Online streaming services such as Netflix have become a primary source for movie and television show watching in the past few years, providing original content like “Daredevil” and a catalog of movies.
A study by the Wall Street Journal in 2013 found Netflix subscriptions went up 32 percent, while DVD sales dropped 8 percent and movie rentals at stores fell 14 percent.
However, at Cortland’s Family Video, at 64 N. Main St. — a half-hour after opening at 10 a.m. Tuesday — with people in line holding a handful of movies, you would be hard-pressed to notice a decline.
“Business is good. A lot of people pass through here,” said Aisha Thomas, assistant manager at Family Video.

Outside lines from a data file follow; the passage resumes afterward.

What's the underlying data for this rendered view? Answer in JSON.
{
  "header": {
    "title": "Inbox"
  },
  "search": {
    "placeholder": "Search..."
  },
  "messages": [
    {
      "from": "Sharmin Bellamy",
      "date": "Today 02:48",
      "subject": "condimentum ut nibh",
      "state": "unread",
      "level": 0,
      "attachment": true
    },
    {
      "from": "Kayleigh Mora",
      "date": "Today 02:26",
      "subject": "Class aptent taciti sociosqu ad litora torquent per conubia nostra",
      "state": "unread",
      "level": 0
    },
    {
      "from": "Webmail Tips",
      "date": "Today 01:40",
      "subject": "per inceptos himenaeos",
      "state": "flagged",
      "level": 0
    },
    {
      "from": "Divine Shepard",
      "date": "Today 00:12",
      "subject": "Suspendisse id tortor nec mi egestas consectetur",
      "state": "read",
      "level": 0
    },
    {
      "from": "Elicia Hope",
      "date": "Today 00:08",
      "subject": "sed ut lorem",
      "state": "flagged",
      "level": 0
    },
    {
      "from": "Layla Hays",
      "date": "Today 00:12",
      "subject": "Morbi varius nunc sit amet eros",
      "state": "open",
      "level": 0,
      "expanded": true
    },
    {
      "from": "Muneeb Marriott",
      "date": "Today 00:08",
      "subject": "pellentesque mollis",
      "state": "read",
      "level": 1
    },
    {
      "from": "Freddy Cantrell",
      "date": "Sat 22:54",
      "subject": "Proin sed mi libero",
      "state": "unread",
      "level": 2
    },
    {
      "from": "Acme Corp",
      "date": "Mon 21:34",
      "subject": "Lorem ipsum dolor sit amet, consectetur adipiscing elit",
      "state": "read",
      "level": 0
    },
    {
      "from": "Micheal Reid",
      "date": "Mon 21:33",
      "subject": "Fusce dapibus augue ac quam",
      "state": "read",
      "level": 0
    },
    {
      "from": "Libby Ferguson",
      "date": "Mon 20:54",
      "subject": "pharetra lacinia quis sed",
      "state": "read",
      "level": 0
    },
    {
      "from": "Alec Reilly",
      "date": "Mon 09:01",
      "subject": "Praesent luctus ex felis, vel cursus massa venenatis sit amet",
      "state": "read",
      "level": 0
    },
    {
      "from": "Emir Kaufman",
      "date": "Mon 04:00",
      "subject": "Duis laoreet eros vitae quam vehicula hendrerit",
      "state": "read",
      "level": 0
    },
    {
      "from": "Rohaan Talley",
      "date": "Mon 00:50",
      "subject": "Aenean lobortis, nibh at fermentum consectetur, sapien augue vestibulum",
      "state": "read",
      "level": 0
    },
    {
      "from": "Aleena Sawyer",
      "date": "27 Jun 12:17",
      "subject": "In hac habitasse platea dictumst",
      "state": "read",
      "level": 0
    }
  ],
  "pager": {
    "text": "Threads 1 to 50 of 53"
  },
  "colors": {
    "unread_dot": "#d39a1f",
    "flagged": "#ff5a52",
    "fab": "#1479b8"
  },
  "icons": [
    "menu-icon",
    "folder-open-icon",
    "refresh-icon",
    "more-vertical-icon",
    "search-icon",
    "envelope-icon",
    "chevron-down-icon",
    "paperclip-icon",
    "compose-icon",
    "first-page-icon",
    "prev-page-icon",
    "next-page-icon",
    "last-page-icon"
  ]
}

She guessed the store may see 100 people a day, but said the number varies, depending on the day. Weekends are the store’s busiest days, and when kids get out of school there is an increase in rentals as well, Thomas said. Tuesday was also the day that new releases are put on the shelves.
“People still like to talk with us and to ask our opinion on movies,” Thomas said, explaining why she thinks people like renting movies from Family Video.
And people are not just renting movies, but they are renting entire television shows as well, she said.
However, renting television shows may be less of a trend than renting movies.
Antonio Kanutson, of Cortland, said he usually watches his favorite television series online, but when it comes to movies he will still go out and rent them.
“It is just easier that way,” he said.
Vivian Lomonaco, also of Cortland, shared Kanutson’s preference, as she too prefers to rent movies.
“I prefer to watch nice, clean movies, like ‘The Jungle Book,’ and it is easy to find what I want and pick it out at the store,” Lomonaco said.
In Cortland County, other than free rentals from a limited selection at the library, or paying to rent videos from Family Video or Red Boxes, there are not many options for people to rent movies. Movies can be purchased at department stores or one of the next closest options, The Movie House and More, at 12 W. Main St. in Dryden.
Charles Tipling, the owner of the store, began selling movies as just a hobby, before turning it into a full-time business about two years ago.
“I’ve been doing great ever since opening,” Tipling said.
He sells old and modern, new and used movies, all of which he watches before he puts them up to sell. So, unlike other stores that will just stock the latest movies, he knows about everything he is selling.
“I like to watch the movies and rate them,” Tipling said. “The more I like them, the more I charge for them and the less I like them the cheaper they are.”
His prices are one reason he said he believes people like shopping at his store. And the fact that people still like to buy a movie and have it for themselves.
“Some prefer Netflix and some don’t,” he said.